• [GOAL OF THE EXERCISE] Exactly as given, reproduce the records in full.

--

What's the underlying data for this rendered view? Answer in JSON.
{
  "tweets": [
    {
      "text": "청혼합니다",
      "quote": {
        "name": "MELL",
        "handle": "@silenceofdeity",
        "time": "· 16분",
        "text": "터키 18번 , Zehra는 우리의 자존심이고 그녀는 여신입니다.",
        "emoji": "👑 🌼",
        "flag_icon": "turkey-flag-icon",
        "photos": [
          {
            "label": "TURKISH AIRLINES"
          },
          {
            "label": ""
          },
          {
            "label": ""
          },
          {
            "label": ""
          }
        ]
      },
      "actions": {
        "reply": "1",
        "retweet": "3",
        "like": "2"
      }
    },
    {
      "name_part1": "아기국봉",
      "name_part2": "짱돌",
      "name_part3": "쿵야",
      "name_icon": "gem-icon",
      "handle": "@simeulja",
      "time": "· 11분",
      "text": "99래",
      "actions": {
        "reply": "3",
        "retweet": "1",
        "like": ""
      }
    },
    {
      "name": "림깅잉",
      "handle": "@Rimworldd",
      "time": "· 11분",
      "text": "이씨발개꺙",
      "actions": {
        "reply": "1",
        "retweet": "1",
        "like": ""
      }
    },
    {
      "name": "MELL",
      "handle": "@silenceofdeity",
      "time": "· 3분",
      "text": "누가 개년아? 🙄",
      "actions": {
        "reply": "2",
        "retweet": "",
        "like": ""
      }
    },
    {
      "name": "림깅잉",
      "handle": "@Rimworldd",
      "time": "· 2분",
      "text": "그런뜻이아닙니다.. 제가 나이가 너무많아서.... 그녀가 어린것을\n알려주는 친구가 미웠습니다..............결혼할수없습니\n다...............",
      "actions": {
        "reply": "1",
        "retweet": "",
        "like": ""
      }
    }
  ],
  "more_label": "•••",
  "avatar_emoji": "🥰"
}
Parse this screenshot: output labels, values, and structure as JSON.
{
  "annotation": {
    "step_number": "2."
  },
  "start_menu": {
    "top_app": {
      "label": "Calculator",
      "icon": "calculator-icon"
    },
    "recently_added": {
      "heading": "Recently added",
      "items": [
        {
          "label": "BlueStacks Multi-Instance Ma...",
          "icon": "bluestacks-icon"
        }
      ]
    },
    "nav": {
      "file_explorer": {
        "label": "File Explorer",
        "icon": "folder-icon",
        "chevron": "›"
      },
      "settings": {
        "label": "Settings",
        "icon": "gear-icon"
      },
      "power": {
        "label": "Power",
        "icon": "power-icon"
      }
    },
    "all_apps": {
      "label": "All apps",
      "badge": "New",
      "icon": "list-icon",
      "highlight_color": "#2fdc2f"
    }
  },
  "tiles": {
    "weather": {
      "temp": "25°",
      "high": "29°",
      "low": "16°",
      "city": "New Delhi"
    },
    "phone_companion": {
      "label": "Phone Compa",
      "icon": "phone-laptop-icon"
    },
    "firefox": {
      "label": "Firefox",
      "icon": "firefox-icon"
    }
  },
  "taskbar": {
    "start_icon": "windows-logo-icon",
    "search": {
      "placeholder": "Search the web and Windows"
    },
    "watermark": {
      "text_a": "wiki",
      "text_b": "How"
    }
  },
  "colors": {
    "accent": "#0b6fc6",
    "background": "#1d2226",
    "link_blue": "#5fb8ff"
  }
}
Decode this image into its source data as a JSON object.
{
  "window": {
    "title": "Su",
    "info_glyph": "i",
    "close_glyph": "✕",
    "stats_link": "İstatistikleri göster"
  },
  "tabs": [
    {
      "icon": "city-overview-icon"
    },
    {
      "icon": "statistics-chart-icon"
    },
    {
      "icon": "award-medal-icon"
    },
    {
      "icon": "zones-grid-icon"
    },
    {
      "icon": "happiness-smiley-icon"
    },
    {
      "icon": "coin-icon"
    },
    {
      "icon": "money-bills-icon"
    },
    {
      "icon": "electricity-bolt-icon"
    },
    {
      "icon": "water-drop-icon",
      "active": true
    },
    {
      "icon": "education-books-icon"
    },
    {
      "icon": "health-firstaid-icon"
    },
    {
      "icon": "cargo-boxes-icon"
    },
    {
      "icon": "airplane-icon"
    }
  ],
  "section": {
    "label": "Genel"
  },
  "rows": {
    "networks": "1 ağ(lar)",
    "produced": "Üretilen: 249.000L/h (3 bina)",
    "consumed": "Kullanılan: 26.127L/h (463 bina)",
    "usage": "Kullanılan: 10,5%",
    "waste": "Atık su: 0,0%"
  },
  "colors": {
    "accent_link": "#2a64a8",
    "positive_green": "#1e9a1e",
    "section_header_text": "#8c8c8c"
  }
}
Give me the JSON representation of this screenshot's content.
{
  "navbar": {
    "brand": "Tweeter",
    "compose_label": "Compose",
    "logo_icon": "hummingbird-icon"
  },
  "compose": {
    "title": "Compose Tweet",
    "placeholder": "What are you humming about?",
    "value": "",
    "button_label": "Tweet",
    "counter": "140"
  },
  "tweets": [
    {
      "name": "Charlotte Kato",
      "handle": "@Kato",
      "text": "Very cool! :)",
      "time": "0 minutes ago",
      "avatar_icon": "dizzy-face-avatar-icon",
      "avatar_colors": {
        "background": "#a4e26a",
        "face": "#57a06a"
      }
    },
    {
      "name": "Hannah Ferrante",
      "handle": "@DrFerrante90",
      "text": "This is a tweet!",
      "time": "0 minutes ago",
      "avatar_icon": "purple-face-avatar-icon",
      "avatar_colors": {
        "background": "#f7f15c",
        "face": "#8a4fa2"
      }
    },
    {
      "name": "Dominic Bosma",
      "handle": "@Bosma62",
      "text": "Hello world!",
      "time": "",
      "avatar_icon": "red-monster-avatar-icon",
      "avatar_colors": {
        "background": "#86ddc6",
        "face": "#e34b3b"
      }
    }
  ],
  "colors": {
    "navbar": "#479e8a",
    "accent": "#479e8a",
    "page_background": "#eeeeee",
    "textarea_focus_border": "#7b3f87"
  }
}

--

• [EXERCISE RESPONSE]
What's the underlying data for this rendered view? Answer in JSON.
{
  "tweets": [
    {
      "text": "청혼합니다",
      "quote": {
        "name": "MELL",
        "handle": "@silenceofdeity",
        "time": "· 16분",
        "text": "터키 18번 , Zehra는 우리의 자존심이고 그녀는 여신입니다.",
        "emoji": "👑 🌼",
        "flag_icon": "turkey-flag-icon",
        "photos": [
          {
            "label": "TURKISH AIRLINES"
          },
          {
            "label": ""
          },
          {
            "label": ""
          },
          {
            "label": ""
          }
        ]
      },
      "actions": {
        "reply": "1",
        "retweet": "3",
        "like": "2"
      }
    },
    {
      "name_part1": "아기국봉",
      "name_part2": "짱돌",
      "name_part3": "쿵야",
      "name_icon": "gem-icon",
      "handle": "@simeulja",
      "time": "· 11분",
      "text": "99래",
      "actions": {
        "reply": "3",
        "retweet": "1",
        "like": ""
      }
    },
    {
      "name": "림깅잉",
      "handle": "@Rimworldd",
      "time": "· 11분",
      "text": "이씨발개꺙",
      "actions": {
        "reply": "1",
        "retweet": "1",
        "like": ""
      }
    },
    {
      "name": "MELL",
      "handle": "@silenceofdeity",
      "time": "· 3분",
      "text": "누가 개년아? 🙄",
      "actions": {
        "reply": "2",
        "retweet": "",
        "like": ""
      }
    },
    {
      "name": "림깅잉",
      "handle": "@Rimworldd",
      "time": "· 2분",
      "text": "그런뜻이아닙니다.. 제가 나이가 너무많아서.... 그녀가 어린것을\n알려주는 친구가 미웠습니다..............결혼할수없습니\n다...............",
      "actions": {
        "reply": "1",
        "retweet": "",
        "like": ""
      }
    }
  ],
  "more_label": "•••",
  "avatar_emoji": "🥰"
}
Parse this screenshot: output labels, values, and structure as JSON.
{
  "annotation": {
    "step_number": "2."
  },
  "start_menu": {
    "top_app": {
      "label": "Calculator",
      "icon": "calculator-icon"
    },
    "recently_added": {
      "heading": "Recently added",
      "items": [
        {
          "label": "BlueStacks Multi-Instance Ma...",
          "icon": "bluestacks-icon"
        }
      ]
    },
    "nav": {
      "file_explorer": {
        "label": "File Explorer",
        "icon": "folder-icon",
        "chevron": "›"
      },
      "settings": {
        "label": "Settings",
        "icon": "gear-icon"
      },
      "power": {
        "label": "Power",
        "icon": "power-icon"
      }
    },
    "all_apps": {
      "label": "All apps",
      "badge": "New",
      "icon": "list-icon",
      "highlight_color": "#2fdc2f"
    }
  },
  "tiles": {
    "weather": {
      "temp": "25°",
      "high": "29°",
      "low": "16°",
      "city": "New Delhi"
    },
    "phone_companion": {
      "label": "Phone Compa",
      "icon": "phone-laptop-icon"
    },
    "firefox": {
      "label": "Firefox",
      "icon": "firefox-icon"
    }
  },
  "taskbar": {
    "start_icon": "windows-logo-icon",
    "search": {
      "placeholder": "Search the web and Windows"
    },
    "watermark": {
      "text_a": "wiki",
      "text_b": "How"
    }
  },
  "colors": {
    "accent": "#0b6fc6",
    "background": "#1d2226",
    "link_blue": "#5fb8ff"
  }
}
Decode this image into its source data as a JSON object.
{
  "window": {
    "title": "Su",
    "info_glyph": "i",
    "close_glyph": "✕",
    "stats_link": "İstatistikleri göster"
  },
  "tabs": [
    {
      "icon": "city-overview-icon"
    },
    {
      "icon": "statistics-chart-icon"
    },
    {
      "icon": "award-medal-icon"
    },
    {
      "icon": "zones-grid-icon"
    },
    {
      "icon": "happiness-smiley-icon"
    },
    {
      "icon": "coin-icon"
    },
    {
      "icon": "money-bills-icon"
    },
    {
      "icon": "electricity-bolt-icon"
    },
    {
      "icon": "water-drop-icon",
      "active": true
    },
    {
      "icon": "education-books-icon"
    },
    {
      "icon": "health-firstaid-icon"
    },
    {
      "icon": "cargo-boxes-icon"
    },
    {
      "icon": "airplane-icon"
    }
  ],
  "section": {
    "label": "Genel"
  },
  "rows": {
    "networks": "1 ağ(lar)",
    "produced": "Üretilen: 249.000L/h (3 bina)",
    "consumed": "Kullanılan: 26.127L/h (463 bina)",
    "usage": "Kullanılan: 10,5%",
    "waste": "Atık su: 0,0%"
  },
  "colors": {
    "accent_link": "#2a64a8",
    "positive_green": "#1e9a1e",
    "section_header_text": "#8c8c8c"
  }
}
Give me the JSON representation of this screenshot's content.
{
  "navbar": {
    "brand": "Tweeter",
    "compose_label": "Compose",
    "logo_icon": "hummingbird-icon"
  },
  "compose": {
    "title": "Compose Tweet",
    "placeholder": "What are you humming about?",
    "value": "",
    "button_label": "Tweet",
    "counter": "140"
  },
  "tweets": [
    {
      "name": "Charlotte Kato",
      "handle": "@Kato",
      "text": "Very cool! :)",
      "time": "0 minutes ago",
      "avatar_icon": "dizzy-face-avatar-icon",
      "avatar_colors": {
        "background": "#a4e26a",
        "face": "#57a06a"
      }
    },
    {
      "name": "Hannah Ferrante",
      "handle": "@DrFerrante90",
      "text": "This is a tweet!",
      "time": "0 minutes ago",
      "avatar_icon": "purple-face-avatar-icon",
      "avatar_colors": {
        "background": "#f7f15c",
        "face": "#8a4fa2"
      }
    },
    {
      "name": "Dominic Bosma",
      "handle": "@Bosma62",
      "text": "Hello world!",
      "time": "",
      "avatar_icon": "red-monster-avatar-icon",
      "avatar_colors": {
        "background": "#86ddc6",
        "face": "#e34b3b"
      }
    }
  ],
  "colors": {
    "navbar": "#479e8a",
    "accent": "#479e8a",
    "page_background": "#eeeeee",
    "textarea_focus_border": "#7b3f87"
  }
}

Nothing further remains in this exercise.